- Extracted records:
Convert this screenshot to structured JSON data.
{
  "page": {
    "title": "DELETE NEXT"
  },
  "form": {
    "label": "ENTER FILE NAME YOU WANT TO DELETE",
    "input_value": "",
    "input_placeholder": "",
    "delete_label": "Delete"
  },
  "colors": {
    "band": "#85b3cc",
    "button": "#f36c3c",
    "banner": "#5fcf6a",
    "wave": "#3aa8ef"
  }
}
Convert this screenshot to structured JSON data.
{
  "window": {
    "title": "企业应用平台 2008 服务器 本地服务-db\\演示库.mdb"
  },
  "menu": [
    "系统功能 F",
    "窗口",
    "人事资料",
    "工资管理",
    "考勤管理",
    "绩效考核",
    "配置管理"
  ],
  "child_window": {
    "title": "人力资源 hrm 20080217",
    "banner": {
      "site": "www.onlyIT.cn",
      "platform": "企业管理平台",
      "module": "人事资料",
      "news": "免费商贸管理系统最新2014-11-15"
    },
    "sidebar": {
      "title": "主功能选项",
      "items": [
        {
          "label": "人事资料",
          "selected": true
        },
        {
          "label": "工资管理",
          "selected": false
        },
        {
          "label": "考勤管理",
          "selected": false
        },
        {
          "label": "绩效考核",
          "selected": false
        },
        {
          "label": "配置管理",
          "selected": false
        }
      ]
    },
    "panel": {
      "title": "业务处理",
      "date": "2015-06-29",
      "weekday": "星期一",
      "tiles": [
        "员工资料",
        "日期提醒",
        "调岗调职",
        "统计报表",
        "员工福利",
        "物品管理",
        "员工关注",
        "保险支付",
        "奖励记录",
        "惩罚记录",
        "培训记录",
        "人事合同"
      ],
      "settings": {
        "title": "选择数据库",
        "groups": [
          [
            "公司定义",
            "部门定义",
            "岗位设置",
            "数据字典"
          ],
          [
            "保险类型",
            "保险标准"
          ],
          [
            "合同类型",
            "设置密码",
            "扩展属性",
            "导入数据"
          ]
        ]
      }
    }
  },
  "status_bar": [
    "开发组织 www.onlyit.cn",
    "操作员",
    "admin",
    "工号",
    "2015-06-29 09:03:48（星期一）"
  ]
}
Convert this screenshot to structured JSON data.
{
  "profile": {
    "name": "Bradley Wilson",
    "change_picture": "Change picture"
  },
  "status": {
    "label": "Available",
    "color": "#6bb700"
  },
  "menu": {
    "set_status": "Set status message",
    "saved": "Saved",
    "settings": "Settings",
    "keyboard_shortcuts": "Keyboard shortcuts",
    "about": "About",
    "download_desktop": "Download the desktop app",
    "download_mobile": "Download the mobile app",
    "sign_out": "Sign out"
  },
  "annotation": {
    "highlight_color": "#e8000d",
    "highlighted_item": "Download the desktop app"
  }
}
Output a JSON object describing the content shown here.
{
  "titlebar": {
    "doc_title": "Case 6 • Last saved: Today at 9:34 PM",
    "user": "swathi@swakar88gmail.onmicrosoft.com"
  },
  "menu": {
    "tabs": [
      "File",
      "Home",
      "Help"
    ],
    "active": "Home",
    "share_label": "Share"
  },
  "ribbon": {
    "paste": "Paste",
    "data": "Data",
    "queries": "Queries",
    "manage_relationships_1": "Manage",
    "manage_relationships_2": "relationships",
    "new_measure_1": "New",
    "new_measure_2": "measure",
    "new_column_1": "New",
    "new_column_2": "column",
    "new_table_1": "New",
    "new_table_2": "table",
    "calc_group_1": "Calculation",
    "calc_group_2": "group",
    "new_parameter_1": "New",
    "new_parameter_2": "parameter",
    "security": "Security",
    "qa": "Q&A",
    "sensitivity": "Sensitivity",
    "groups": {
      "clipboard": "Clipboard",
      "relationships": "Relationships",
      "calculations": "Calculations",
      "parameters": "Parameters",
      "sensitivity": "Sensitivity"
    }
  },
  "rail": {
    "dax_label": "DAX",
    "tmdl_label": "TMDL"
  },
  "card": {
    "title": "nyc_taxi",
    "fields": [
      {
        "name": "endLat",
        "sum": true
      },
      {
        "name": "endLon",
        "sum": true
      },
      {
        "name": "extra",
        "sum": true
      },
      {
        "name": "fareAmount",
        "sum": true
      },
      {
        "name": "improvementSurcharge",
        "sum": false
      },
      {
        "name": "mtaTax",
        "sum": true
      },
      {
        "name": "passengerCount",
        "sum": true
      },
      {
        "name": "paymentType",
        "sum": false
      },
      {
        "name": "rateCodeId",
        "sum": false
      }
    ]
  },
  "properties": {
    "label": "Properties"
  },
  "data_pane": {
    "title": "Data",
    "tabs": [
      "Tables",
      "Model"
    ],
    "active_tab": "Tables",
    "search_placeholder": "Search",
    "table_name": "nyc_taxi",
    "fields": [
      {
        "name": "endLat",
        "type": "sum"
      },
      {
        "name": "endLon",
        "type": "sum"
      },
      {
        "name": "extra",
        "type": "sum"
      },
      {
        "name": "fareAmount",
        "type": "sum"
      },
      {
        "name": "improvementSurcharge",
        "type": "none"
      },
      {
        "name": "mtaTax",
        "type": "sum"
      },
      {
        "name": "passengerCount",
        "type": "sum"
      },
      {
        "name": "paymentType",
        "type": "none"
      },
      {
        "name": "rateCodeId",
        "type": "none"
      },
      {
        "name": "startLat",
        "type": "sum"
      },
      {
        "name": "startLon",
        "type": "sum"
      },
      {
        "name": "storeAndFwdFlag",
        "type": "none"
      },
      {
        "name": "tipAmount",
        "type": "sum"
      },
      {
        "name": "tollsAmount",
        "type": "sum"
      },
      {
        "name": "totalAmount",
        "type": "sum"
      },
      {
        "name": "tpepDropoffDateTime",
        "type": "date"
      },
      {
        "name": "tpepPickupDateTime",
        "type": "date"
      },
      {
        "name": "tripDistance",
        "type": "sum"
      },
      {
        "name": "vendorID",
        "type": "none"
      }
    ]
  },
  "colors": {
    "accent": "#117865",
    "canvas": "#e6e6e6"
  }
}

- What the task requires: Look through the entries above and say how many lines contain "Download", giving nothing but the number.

- Expected output: 3